··· Given records ···

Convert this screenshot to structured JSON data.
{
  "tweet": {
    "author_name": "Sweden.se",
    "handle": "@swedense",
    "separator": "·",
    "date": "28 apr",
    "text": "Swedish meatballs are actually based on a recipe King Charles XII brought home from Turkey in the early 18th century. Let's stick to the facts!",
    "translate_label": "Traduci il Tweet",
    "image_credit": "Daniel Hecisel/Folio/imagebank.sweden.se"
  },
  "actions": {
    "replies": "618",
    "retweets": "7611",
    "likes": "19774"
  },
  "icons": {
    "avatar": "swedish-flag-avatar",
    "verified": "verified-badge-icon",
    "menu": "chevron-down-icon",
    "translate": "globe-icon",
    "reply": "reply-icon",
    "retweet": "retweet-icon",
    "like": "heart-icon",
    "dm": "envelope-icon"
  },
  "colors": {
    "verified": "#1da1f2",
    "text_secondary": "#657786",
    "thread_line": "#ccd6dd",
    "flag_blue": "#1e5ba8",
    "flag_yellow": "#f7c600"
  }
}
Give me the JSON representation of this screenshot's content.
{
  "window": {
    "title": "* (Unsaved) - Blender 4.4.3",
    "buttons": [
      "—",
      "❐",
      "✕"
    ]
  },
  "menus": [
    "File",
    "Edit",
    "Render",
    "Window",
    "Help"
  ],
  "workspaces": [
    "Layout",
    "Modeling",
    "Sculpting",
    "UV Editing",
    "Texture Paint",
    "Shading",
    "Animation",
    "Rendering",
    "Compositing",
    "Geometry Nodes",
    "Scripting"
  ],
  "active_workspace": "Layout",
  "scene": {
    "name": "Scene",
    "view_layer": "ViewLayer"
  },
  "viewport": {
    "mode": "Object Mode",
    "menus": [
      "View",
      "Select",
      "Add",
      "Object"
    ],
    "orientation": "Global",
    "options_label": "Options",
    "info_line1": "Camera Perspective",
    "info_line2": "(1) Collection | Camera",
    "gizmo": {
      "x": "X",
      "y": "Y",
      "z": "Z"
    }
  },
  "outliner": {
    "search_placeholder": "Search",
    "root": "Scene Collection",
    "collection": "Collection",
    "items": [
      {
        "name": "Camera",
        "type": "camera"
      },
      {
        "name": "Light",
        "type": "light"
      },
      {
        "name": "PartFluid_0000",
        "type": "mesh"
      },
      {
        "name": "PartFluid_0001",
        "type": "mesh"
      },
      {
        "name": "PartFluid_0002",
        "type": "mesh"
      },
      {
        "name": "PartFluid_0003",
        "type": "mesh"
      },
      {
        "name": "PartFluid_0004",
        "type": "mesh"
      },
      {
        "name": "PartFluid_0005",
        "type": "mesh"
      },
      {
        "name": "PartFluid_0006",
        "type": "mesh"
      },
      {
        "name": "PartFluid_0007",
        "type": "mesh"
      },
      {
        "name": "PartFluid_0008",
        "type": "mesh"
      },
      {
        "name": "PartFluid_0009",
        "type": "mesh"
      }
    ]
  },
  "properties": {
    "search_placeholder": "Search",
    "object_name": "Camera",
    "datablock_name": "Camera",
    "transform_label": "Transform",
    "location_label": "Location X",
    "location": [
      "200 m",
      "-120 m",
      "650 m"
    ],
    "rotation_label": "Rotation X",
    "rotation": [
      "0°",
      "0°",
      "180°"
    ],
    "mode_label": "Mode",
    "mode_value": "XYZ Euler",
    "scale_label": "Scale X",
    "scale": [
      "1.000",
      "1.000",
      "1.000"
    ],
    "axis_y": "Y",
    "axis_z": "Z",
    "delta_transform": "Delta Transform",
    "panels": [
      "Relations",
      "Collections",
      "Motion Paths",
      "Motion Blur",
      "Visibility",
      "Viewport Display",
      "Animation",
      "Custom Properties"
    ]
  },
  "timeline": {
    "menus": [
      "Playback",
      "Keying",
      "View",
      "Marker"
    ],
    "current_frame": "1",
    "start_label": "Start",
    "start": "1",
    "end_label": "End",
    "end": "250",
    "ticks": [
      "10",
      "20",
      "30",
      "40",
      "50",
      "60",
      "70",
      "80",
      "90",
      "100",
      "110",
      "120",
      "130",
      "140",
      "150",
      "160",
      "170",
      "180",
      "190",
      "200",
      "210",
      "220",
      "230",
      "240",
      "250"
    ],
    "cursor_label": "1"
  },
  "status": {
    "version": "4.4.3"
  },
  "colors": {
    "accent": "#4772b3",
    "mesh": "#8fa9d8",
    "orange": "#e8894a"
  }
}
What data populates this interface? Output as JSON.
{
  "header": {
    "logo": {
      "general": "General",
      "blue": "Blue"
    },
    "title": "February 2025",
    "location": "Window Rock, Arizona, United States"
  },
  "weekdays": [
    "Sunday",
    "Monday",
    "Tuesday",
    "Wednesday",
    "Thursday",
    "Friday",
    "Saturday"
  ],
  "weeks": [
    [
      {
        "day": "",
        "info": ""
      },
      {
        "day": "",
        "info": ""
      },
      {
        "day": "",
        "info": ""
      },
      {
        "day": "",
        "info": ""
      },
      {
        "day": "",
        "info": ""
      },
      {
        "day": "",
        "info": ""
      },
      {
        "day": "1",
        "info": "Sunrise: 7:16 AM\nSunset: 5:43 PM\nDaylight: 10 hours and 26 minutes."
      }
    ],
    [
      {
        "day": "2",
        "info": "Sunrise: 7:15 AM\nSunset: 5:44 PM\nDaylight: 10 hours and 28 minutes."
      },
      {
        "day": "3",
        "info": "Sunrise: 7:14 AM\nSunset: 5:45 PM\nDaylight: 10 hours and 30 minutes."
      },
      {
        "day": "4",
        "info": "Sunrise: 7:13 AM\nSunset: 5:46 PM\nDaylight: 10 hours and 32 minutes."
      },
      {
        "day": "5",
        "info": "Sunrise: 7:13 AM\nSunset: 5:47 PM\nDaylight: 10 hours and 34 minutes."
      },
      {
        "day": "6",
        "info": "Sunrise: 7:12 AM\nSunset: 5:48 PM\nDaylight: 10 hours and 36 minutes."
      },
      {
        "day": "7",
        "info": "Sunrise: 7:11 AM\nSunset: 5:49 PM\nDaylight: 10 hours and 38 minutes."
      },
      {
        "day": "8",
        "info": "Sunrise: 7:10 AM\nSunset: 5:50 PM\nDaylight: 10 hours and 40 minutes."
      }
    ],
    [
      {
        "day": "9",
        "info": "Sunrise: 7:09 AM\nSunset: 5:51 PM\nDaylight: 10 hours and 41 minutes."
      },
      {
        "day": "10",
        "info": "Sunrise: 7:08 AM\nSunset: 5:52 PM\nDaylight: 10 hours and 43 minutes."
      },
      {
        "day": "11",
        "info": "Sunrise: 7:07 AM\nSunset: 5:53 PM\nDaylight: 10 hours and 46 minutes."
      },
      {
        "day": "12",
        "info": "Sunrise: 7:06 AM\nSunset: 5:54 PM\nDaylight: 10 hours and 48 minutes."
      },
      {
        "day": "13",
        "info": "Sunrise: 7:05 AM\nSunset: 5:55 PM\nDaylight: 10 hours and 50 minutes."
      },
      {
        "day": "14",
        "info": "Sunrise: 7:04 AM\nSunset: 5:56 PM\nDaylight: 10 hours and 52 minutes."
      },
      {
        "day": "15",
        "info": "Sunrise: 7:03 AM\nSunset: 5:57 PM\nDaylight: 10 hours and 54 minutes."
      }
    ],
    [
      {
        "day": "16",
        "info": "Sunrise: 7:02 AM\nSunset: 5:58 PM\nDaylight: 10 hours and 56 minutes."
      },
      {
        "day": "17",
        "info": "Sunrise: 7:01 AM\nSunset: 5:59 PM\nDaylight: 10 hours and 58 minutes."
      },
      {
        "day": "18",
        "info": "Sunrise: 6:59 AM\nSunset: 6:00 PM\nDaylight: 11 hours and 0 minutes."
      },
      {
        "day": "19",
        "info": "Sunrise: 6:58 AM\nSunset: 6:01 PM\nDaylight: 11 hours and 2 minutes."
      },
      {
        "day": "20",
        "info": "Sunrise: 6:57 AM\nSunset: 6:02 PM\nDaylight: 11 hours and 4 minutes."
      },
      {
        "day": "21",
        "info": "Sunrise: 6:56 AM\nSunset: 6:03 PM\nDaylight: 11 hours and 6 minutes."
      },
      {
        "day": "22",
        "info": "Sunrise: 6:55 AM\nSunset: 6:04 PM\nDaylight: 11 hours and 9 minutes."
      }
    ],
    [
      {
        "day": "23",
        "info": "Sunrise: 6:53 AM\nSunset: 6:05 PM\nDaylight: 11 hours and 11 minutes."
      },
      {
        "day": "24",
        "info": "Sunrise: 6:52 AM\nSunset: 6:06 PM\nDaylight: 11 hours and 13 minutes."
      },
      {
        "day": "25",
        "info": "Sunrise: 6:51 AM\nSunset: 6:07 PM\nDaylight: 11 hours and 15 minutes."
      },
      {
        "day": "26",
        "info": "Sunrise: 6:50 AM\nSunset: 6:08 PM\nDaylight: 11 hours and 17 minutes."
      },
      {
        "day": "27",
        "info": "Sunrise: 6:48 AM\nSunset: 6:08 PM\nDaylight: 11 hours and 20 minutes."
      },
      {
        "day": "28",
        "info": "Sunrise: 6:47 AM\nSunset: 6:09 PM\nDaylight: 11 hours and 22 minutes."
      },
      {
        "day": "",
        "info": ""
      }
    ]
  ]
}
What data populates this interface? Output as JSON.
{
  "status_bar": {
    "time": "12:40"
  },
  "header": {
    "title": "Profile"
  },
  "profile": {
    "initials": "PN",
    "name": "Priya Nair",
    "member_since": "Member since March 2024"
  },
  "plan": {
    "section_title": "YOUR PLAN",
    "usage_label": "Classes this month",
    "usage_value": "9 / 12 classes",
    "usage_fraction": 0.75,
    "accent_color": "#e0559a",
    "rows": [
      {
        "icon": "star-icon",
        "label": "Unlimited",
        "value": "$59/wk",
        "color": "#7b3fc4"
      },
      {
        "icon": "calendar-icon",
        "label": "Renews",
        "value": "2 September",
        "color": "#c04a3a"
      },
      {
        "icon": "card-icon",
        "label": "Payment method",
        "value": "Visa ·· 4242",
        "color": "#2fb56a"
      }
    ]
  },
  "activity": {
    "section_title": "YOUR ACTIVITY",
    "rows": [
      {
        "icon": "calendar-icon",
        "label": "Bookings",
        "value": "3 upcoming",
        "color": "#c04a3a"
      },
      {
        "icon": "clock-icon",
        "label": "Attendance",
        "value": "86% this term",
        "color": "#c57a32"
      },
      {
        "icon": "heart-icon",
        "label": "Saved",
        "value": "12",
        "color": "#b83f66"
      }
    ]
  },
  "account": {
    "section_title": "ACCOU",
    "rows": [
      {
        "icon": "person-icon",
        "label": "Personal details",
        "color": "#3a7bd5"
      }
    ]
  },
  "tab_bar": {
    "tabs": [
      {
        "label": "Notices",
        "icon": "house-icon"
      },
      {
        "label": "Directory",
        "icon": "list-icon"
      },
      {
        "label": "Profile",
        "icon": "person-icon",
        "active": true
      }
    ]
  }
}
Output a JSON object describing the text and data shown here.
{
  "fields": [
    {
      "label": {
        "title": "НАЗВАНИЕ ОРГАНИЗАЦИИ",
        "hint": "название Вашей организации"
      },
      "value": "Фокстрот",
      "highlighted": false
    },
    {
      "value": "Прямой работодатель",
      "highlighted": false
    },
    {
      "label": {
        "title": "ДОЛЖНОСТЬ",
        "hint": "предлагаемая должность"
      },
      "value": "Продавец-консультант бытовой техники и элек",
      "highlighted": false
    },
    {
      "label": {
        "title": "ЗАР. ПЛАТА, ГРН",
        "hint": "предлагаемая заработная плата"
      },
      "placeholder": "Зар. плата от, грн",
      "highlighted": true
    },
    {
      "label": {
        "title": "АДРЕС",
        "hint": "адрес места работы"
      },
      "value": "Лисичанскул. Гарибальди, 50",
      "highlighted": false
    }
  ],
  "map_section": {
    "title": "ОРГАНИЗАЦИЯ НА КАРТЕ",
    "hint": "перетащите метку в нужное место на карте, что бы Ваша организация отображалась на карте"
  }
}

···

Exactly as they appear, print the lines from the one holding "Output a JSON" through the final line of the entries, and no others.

#### [Output below]
Output a JSON object describing the text and data shown here.
{
  "fields": [
    {
      "label": {
        "title": "НАЗВАНИЕ ОРГАНИЗАЦИИ",
        "hint": "название Вашей организации"
      },
      "value": "Фокстрот",
      "highlighted": false
    },
    {
      "value": "Прямой работодатель",
      "highlighted": false
    },
    {
      "label": {
        "title": "ДОЛЖНОСТЬ",
        "hint": "предлагаемая должность"
      },
      "value": "Продавец-консультант бытовой техники и элек",
      "highlighted": false
    },
    {
      "label": {
        "title": "ЗАР. ПЛАТА, ГРН",
        "hint": "предлагаемая заработная плата"
      },
      "placeholder": "Зар. плата от, грн",
      "highlighted": true
    },
    {
      "label": {
        "title": "АДРЕС",
        "hint": "адрес места работы"
      },
      "value": "Лисичанскул. Гарибальди, 50",
      "highlighted": false
    }
  ],
  "map_section": {
    "title": "ОРГАНИЗАЦИЯ НА КАРТЕ",
    "hint": "перетащите метку в нужное место на карте, что бы Ваша организация отображалась на карте"
  }
}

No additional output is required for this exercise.